Corruption remains a complex social, political and economic phenomenon that affects all countries. It undermines democratic institutions, slows economic development and contributes to governmental instability.

In Liberia, corruption continues to permeate Liberian politics and the public service. Allegations of patronage, nepotism and cronyism plague politics, petty corruption is rife, and judicial independence is weak. Moral and financial support to public integrity institutions such as the Liberia Anti-Corruption Commission (LACC), Internal Auditing Agency (IAA) and others is also limited.

UNDP remains committed to supporting, working with key oversight and monitoring institutions to monitor, advocate, report, and act on corruption and human rights issues, to ensure compliance and accountability.

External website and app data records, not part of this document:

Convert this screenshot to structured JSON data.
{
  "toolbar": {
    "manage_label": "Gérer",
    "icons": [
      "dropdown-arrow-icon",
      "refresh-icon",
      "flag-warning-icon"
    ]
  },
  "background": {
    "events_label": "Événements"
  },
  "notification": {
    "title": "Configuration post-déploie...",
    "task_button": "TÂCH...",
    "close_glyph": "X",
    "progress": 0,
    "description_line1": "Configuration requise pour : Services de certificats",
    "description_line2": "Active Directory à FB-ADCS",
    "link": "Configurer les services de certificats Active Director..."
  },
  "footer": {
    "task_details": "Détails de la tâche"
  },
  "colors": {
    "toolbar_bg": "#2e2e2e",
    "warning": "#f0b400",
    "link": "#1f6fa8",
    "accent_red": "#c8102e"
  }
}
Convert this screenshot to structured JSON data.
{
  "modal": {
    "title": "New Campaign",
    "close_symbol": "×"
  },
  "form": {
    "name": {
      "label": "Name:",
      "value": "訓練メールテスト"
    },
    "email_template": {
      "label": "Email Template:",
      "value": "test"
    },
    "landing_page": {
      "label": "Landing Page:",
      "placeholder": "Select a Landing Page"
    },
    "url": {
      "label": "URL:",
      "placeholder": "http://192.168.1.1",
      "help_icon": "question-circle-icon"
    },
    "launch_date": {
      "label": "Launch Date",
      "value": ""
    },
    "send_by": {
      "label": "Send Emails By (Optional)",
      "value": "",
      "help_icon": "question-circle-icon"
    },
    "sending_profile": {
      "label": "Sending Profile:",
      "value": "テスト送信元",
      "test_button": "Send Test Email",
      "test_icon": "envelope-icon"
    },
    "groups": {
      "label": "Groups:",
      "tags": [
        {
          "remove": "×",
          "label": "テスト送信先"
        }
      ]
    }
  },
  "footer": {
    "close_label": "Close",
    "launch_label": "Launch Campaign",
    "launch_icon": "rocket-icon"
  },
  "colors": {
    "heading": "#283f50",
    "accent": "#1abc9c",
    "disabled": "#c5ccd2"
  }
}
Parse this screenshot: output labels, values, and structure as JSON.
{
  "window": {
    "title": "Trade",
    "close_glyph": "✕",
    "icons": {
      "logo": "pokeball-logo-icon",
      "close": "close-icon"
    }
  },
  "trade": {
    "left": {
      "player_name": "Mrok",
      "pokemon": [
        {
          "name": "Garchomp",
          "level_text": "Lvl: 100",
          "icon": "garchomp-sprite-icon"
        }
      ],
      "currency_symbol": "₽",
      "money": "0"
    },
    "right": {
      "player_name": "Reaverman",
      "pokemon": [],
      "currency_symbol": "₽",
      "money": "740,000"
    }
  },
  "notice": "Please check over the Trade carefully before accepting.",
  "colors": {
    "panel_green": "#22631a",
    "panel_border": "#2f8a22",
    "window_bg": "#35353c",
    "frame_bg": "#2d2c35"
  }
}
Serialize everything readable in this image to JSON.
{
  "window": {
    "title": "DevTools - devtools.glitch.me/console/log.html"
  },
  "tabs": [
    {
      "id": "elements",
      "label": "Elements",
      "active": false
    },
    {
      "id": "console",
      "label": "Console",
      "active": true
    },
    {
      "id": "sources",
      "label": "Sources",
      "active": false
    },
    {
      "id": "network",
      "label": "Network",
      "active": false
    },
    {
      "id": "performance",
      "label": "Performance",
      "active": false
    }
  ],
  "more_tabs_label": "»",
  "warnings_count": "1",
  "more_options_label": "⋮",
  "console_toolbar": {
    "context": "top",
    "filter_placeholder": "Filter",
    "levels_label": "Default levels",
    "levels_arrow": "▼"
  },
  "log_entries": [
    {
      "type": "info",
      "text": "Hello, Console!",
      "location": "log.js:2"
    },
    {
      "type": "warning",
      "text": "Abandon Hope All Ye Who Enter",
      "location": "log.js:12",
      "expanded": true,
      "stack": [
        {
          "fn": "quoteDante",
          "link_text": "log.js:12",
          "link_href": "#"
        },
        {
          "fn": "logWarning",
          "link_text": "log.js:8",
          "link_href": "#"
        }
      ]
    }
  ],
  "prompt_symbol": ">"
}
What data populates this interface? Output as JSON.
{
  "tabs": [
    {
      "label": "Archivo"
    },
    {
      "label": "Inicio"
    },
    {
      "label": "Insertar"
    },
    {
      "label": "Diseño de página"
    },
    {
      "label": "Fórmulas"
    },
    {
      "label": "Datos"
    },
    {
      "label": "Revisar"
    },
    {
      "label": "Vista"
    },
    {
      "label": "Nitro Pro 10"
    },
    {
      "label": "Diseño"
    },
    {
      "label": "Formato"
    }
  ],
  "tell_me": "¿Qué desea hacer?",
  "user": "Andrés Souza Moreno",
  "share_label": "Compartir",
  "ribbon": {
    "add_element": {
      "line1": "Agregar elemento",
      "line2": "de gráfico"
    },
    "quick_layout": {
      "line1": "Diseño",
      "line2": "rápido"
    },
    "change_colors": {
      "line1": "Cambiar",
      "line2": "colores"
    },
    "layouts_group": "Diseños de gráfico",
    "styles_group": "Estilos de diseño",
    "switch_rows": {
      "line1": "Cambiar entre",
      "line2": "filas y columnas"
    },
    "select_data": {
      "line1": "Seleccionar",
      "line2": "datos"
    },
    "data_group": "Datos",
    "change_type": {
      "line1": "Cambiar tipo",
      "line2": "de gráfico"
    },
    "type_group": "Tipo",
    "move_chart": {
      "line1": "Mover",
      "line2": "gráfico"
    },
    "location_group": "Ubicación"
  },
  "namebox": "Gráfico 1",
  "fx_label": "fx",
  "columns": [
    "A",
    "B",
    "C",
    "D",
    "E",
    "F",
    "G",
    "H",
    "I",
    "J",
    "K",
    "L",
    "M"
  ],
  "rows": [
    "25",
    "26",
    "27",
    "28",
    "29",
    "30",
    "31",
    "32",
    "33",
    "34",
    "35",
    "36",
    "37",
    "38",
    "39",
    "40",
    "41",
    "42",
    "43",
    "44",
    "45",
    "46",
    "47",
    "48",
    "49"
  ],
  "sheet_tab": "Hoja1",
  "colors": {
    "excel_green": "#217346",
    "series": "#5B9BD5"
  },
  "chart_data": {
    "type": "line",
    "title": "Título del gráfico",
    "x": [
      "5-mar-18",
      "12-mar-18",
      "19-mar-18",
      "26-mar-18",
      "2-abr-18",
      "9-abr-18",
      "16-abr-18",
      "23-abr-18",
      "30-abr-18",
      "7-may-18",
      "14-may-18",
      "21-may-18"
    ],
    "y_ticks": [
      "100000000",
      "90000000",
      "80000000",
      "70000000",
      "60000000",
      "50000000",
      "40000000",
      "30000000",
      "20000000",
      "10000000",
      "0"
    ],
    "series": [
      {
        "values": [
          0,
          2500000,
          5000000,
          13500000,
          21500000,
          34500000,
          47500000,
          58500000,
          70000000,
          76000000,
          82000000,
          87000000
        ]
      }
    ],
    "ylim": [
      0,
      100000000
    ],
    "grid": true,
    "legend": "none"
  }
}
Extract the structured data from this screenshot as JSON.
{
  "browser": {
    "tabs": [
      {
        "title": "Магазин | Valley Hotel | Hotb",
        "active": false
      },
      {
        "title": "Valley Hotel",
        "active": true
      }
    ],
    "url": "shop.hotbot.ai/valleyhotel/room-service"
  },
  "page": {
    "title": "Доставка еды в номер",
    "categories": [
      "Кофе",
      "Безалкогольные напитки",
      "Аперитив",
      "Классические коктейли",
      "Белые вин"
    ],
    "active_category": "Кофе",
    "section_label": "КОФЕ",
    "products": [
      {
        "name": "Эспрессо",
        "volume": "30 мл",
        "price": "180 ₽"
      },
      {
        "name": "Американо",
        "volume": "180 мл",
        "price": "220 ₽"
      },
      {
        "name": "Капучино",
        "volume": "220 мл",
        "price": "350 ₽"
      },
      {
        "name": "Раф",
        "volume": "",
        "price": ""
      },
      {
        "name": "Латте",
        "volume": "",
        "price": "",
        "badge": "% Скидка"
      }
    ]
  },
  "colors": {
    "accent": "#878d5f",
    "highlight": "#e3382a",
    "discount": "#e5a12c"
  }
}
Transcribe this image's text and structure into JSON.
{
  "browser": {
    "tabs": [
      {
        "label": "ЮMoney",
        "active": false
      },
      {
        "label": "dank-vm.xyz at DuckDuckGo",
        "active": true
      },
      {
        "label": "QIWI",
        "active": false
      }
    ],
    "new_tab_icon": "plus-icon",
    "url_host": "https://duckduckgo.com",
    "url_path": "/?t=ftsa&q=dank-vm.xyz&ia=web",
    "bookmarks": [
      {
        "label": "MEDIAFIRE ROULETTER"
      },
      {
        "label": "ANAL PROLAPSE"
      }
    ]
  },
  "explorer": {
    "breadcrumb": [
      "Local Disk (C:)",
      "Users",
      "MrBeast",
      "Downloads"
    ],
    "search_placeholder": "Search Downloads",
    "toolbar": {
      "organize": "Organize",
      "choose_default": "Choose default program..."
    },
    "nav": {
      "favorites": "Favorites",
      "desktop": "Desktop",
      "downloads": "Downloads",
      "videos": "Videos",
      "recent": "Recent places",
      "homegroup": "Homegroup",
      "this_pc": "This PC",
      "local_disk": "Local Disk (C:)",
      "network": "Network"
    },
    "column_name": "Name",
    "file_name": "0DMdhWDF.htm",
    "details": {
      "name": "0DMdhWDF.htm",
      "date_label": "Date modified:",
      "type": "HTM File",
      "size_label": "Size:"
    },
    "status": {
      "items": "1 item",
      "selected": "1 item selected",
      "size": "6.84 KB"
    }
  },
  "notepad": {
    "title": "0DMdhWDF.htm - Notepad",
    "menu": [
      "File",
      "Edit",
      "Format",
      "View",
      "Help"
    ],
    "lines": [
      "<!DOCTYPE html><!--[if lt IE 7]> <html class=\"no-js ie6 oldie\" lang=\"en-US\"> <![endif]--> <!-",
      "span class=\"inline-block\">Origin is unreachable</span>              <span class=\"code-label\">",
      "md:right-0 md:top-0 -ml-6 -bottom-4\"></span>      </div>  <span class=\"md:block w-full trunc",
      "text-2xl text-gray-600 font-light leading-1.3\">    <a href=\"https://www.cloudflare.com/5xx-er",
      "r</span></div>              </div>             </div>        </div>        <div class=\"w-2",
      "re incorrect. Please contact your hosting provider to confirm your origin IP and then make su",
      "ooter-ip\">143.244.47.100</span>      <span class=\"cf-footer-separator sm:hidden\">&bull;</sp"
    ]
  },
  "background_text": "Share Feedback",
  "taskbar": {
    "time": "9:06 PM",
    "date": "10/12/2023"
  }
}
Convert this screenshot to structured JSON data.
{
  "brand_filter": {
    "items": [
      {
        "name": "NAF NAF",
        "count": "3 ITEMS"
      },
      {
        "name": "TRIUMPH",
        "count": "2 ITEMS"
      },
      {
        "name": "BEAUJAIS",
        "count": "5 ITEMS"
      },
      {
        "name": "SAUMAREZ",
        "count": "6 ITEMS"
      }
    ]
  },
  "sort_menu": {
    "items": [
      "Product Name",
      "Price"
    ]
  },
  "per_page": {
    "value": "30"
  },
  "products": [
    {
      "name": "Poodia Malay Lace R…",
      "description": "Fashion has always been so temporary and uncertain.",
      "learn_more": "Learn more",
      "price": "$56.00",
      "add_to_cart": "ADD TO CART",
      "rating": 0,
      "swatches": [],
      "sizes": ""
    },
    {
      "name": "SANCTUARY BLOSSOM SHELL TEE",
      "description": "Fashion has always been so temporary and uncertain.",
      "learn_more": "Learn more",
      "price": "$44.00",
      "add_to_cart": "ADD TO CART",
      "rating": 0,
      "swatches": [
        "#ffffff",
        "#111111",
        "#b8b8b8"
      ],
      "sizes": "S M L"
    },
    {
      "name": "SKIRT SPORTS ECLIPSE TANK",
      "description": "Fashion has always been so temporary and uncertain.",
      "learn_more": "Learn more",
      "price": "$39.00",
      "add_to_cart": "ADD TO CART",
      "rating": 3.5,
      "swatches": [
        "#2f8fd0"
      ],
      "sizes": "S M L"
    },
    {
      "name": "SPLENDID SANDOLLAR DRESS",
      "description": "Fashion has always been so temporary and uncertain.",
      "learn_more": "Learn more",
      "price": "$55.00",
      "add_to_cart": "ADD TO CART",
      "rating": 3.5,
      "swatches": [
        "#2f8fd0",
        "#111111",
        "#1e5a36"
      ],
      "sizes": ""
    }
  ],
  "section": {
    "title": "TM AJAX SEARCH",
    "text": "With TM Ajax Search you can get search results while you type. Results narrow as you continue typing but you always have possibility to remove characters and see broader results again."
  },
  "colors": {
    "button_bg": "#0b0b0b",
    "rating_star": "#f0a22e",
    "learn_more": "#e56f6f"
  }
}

Key institutions would include, e.g., the Independent National Commission on Human Rights, Liberia Anti-Corruption Commission, the Liberia National Bar Association, the media, and civil society organizations, including the Transparency International local chapter.

As part of other activities marking Anti-corruption Day, UNDP Liberia will host an online Development Dialogue on 8 December, open to the public and focusing on how the commitments found in Liberia’s laws and political speeches can translate into reality for citizens on the ground.

On 9 December, the UNDP Deputy Resident Representative for Programme, Violet Baffour, will speak at the main Anti-Corruption Day event hosted by the LACC at the Monrovia City Hall.